Your objective -
Take the data below and filter it for lines containing the word "Study"; show each line found.

Given entries -
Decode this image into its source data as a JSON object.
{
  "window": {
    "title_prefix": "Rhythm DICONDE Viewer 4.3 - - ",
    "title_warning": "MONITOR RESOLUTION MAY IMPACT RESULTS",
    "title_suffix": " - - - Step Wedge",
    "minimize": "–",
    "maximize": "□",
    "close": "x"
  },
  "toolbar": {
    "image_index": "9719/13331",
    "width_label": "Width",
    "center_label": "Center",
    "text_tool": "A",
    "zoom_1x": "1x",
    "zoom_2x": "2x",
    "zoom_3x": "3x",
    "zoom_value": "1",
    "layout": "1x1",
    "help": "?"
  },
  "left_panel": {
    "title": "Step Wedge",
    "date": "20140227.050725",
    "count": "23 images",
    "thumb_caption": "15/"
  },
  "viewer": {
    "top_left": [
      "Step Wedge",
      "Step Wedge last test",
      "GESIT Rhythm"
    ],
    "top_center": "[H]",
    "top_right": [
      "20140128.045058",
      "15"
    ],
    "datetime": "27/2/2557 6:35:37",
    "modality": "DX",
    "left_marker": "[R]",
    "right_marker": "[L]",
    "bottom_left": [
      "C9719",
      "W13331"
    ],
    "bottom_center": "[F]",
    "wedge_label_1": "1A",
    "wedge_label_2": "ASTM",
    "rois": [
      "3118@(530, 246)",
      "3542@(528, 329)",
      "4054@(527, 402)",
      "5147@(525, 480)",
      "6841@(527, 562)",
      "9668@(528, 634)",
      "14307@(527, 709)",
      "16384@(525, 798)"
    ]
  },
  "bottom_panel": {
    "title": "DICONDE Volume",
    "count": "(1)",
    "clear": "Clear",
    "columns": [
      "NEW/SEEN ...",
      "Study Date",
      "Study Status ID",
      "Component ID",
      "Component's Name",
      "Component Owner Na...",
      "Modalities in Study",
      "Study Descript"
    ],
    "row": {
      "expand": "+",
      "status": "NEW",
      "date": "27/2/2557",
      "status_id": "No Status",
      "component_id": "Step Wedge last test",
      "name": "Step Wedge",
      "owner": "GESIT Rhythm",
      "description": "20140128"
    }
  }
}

Solution for this problem -
      "Study Date",
      "Study Status ID",
      "Modalities in Study",
      "Study Descript"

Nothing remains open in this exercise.